Dataset records:
Segment Open
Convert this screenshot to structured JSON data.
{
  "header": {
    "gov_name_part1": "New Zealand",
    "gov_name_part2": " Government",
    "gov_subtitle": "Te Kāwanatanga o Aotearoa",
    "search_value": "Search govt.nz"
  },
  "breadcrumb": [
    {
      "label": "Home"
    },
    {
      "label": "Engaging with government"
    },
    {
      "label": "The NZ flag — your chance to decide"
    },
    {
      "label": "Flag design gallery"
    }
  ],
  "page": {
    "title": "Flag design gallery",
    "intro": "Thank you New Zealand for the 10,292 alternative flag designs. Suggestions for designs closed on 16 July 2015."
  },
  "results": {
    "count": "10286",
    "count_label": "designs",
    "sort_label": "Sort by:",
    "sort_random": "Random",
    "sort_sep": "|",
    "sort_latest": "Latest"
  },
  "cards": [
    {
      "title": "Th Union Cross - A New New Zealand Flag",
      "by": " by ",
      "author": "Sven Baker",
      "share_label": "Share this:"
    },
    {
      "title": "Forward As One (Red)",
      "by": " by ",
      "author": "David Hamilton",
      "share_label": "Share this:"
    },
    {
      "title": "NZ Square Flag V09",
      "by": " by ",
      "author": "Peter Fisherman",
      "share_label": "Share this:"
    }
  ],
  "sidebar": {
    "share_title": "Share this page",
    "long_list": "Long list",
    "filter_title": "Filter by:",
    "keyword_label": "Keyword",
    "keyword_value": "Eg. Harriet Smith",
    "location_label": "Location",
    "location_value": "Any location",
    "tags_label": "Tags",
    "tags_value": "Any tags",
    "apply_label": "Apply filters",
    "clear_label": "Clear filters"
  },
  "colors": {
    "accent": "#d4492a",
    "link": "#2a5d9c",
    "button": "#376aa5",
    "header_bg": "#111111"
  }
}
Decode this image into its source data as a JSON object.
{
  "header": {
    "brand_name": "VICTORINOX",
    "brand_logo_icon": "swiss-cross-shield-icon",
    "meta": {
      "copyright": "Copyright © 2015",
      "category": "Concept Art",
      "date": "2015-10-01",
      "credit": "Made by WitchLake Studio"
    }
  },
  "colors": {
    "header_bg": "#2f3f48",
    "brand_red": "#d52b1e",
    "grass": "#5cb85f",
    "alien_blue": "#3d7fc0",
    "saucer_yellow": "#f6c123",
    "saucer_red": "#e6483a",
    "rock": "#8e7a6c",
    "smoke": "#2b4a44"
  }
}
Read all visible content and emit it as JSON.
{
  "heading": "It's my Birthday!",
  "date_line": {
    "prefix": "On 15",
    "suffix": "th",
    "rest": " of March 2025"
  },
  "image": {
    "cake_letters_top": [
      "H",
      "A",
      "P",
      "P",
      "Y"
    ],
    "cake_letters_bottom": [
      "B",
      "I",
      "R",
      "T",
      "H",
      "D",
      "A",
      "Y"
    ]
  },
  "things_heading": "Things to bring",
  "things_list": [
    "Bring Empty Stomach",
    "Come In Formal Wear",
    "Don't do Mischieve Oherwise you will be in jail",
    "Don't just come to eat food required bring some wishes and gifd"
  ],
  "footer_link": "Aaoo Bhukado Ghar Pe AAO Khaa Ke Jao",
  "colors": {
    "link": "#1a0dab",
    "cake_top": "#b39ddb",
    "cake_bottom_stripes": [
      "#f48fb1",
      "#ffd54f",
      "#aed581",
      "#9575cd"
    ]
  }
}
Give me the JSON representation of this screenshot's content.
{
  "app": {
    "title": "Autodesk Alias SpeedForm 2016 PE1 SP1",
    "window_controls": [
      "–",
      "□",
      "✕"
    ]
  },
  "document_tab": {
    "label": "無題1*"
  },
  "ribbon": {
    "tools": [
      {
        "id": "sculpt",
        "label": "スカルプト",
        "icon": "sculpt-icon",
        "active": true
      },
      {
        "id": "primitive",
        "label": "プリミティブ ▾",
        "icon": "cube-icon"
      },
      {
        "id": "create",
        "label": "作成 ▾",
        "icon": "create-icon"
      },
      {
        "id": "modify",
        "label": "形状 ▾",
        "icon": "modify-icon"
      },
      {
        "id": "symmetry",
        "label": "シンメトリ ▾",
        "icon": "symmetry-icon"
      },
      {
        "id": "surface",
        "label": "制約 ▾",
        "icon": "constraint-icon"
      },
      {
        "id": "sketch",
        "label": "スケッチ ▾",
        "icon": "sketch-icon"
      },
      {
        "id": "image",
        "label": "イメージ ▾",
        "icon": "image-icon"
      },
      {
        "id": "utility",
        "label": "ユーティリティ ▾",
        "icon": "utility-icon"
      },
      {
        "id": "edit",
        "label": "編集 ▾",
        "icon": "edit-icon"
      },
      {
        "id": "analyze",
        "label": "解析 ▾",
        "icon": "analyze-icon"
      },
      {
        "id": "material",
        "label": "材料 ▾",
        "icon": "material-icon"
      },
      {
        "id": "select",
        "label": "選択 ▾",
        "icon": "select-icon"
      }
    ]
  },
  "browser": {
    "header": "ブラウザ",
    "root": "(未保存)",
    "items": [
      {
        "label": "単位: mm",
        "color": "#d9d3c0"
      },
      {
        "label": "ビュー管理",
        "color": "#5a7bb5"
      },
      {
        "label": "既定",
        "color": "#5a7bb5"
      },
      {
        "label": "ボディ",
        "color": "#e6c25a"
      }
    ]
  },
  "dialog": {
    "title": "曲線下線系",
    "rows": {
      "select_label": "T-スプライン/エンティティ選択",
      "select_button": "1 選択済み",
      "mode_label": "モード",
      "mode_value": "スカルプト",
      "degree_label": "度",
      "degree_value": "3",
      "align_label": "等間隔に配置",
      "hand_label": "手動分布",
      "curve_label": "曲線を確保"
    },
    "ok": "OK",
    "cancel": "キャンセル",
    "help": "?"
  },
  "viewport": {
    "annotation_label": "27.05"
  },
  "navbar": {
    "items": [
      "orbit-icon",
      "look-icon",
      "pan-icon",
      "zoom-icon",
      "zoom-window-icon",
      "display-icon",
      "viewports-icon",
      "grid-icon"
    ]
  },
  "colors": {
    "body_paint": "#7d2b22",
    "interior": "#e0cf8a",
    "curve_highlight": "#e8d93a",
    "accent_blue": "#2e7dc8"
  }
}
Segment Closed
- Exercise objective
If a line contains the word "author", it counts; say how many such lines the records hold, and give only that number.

- Result for this exercise
3